BEGIN

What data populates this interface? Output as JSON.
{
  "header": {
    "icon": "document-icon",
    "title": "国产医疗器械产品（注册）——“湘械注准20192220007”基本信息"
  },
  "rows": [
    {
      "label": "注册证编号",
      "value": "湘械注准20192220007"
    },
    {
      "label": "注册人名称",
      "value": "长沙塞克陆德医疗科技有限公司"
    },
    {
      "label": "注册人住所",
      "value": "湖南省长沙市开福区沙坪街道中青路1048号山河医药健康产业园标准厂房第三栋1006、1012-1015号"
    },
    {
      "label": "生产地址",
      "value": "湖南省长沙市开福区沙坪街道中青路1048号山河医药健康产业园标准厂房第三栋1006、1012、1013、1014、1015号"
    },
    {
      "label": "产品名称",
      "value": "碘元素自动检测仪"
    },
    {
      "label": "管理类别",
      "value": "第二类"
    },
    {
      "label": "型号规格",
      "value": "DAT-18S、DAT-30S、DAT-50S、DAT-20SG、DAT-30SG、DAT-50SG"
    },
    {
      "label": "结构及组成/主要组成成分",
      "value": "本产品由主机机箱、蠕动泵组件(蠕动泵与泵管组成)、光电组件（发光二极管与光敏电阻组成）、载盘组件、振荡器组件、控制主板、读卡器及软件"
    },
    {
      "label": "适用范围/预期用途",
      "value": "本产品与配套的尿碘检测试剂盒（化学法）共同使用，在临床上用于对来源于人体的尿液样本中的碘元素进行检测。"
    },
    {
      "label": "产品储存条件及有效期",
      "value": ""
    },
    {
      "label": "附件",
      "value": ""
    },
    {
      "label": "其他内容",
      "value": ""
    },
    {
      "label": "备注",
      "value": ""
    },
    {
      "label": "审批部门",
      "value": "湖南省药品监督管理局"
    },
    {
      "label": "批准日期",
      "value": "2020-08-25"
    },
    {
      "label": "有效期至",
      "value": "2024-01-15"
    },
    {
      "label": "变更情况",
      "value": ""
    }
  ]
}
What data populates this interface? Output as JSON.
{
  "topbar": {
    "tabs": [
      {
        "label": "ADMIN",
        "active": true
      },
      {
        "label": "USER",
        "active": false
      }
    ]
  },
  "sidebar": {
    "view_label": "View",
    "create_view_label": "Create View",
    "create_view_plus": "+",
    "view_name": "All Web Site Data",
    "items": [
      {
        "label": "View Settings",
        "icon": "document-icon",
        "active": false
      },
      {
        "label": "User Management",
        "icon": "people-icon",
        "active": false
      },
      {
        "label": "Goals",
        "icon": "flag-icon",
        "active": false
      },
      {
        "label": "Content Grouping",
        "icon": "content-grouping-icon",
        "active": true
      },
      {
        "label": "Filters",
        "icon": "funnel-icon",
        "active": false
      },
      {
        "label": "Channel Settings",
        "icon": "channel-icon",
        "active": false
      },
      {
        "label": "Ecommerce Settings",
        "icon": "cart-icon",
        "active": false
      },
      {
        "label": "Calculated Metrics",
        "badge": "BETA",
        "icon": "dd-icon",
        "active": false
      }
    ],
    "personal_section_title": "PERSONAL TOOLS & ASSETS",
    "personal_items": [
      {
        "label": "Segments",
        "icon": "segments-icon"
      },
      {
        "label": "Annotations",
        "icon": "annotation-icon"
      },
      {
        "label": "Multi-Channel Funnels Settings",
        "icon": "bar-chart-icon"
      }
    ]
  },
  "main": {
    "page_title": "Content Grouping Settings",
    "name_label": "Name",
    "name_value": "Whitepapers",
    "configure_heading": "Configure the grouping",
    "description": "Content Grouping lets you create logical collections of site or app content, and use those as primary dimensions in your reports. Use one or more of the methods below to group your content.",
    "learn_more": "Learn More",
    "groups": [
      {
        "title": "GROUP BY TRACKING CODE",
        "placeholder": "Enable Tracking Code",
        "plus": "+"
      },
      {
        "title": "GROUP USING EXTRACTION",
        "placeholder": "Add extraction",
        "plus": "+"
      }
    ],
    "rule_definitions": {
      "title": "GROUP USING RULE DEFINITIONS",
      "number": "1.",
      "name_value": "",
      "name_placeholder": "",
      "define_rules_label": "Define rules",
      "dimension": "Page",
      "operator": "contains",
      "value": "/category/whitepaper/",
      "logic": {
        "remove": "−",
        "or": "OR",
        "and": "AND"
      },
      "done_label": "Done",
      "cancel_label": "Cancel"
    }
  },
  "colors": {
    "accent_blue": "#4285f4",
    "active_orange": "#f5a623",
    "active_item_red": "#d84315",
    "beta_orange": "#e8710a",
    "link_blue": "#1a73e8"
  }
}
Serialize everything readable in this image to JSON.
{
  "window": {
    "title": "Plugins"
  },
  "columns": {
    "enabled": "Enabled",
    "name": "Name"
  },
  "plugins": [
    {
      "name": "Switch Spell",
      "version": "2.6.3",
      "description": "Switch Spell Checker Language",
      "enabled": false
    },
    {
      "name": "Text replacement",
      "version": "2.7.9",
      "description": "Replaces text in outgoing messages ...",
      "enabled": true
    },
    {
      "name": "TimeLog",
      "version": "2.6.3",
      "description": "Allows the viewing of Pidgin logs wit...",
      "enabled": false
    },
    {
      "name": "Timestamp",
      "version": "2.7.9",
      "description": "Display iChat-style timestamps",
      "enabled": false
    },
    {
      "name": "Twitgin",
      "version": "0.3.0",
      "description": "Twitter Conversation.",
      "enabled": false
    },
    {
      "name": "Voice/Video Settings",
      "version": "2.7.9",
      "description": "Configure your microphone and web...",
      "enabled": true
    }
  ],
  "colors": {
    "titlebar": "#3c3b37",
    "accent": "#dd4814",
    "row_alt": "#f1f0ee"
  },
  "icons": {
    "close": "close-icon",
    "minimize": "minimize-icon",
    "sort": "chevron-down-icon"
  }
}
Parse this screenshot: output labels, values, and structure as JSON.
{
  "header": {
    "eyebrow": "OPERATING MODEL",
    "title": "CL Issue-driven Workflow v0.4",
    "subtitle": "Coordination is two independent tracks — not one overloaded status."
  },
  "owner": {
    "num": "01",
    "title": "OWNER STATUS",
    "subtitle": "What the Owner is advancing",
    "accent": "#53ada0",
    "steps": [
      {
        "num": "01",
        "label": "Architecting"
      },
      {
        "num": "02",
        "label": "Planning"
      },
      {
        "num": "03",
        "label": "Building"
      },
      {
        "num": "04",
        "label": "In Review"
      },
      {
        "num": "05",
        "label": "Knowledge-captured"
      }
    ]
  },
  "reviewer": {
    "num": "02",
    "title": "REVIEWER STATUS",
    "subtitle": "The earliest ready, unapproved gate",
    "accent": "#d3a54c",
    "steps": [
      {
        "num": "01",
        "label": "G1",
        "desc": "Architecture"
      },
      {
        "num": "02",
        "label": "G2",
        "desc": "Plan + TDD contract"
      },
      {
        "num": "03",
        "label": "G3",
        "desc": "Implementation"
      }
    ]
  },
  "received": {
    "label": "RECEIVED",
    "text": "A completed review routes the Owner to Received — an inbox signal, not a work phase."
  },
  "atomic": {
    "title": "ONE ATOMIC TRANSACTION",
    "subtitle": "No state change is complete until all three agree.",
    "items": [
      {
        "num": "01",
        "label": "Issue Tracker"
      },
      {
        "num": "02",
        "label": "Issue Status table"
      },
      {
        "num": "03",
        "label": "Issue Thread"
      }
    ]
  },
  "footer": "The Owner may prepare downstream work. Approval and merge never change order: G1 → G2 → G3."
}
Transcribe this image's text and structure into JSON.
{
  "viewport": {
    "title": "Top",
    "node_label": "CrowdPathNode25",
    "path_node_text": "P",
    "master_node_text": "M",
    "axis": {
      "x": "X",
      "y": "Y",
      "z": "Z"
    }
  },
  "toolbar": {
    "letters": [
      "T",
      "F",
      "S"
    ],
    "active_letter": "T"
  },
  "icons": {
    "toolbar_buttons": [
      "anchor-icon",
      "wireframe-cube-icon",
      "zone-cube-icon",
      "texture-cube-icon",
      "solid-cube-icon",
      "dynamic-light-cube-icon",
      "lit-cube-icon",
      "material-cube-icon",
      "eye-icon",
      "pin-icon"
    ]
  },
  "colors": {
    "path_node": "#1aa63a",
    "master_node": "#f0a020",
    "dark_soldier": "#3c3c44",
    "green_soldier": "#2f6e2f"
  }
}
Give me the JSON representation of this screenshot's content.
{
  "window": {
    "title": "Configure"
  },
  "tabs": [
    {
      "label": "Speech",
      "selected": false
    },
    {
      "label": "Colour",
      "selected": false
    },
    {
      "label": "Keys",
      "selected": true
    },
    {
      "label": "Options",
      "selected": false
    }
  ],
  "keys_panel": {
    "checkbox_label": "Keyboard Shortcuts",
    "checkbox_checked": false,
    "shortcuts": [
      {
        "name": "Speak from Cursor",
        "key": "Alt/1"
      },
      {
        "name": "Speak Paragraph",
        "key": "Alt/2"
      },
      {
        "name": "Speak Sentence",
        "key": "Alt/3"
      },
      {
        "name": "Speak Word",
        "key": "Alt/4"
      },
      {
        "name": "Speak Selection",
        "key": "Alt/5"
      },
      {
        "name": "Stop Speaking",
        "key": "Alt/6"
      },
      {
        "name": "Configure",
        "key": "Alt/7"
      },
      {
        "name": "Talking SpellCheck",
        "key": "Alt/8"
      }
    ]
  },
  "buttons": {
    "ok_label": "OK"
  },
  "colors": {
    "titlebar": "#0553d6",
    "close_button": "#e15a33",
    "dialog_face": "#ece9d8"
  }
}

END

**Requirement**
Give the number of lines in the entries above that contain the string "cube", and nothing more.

**Written solution**
7